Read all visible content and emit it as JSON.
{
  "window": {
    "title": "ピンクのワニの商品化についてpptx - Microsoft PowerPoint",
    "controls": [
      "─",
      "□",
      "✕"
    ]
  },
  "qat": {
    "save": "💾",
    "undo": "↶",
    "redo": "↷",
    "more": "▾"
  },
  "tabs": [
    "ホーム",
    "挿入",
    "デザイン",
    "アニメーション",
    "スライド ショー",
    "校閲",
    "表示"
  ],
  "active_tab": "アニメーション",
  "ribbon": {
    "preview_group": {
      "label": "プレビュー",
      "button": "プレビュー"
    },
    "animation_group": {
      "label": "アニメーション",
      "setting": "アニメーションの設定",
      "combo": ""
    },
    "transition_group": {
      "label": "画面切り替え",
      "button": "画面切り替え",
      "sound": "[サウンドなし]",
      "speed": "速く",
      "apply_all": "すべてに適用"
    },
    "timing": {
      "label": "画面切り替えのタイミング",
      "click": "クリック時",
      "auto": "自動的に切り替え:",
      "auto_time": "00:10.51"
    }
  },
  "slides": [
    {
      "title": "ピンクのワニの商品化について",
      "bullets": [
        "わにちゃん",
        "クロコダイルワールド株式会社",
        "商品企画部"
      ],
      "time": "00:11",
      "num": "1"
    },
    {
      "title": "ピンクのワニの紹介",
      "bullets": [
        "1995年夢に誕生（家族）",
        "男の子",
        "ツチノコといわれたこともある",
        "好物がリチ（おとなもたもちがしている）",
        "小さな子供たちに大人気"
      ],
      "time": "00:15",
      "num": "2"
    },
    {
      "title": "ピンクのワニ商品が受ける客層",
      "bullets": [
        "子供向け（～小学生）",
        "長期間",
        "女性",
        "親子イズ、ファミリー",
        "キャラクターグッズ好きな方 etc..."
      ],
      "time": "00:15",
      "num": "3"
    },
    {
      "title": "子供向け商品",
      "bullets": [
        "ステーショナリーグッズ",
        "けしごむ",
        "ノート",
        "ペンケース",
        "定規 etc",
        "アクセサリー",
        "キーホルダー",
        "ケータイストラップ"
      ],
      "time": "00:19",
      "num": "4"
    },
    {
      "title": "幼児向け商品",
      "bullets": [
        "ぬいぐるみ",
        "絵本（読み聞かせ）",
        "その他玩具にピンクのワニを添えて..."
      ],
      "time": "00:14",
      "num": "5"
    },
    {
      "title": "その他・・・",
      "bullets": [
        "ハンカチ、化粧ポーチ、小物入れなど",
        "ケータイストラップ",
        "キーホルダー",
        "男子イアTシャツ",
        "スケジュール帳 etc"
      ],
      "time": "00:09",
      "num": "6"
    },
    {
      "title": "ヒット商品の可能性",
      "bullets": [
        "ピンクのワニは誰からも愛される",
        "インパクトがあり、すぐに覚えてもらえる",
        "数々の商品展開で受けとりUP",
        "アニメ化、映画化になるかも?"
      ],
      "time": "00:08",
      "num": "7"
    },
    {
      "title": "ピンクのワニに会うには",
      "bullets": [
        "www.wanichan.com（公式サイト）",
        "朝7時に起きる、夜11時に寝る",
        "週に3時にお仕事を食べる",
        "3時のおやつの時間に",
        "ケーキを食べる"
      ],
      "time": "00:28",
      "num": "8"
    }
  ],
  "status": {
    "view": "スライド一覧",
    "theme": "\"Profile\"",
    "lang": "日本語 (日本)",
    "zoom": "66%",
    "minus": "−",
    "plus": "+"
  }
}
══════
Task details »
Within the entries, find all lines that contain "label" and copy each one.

Solution to this exercise »
      "label": "プレビュー",
      "label": "アニメーション",
      "label": "画面切り替え",
      "label": "画面切り替えのタイミング",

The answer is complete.